Zillow is out of the ibuyer market a while back. Not clear redfin now has bought any houses in Richmond

Airbnb has certainly not built any houses in Richmond. And is just not that big a deal, we aren't Austin or Nashville


againer t1_iudpq4h wrote

Yeah, I wasn't being particular to those companies in the Richmond market. Just that their moves indicate a trend.


Charlesinrichmond t1_iudqk06 wrote

it's actually been going the other way - turned out their models weren't working and they lost a fortune, so everyone is dialing back. Given a down market I expect that will happen even faster


againer t1_iudtekr wrote

Yeah. Too risky to their bottom line and best to stick to their core business model.


Charlesinrichmond t1_iudu55e wrote

they loved the idea, but they were getting slaughtered. Read up on the zillow mess you might find it amusing. And that was in an up market


againer t1_iuduua6 wrote

Yeah.

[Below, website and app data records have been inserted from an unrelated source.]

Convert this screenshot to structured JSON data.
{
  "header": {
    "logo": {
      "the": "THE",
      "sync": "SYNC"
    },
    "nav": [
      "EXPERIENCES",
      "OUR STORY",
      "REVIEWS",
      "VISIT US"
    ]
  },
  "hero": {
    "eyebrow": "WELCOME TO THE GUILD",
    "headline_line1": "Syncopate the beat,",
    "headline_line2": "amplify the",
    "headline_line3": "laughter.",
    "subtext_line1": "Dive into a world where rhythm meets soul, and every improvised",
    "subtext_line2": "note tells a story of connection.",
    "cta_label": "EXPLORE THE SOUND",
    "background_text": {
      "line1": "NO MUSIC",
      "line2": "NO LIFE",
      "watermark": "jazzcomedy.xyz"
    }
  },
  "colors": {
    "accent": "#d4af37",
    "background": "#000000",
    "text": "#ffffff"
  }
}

VCs, tech valuation, and "profitablity" is a fucking wild landscape. Meta is a prime example of that.


opienandm t1_iub35rb wrote

You know they don’t hold those assets, they flip them as soon as possible, right? Dumping would imply a liquidation, which I’ve seen no indication of happening. Do you have data?


againer t1_iudv6cy wrote

I should have clarified that it's the big corporate homebuyers who are going to be the bag holders on toxic home assets. Not the three companies I originally indicated. I didn't mean like wholesale liquidation as in they own thousands of homes, just getting rid of the inventory of what they do own. I don't see it majorly impacting the housing market here or at large. Just pointing out that it's a signaling indicator.

Some of the big corporate homebuyers can carry the float. Only for so long though. At the end of the day though, no one likes going to their boss and saying "Yeah I lost us a ton of money by holding on too long". Even CEOs fear the board.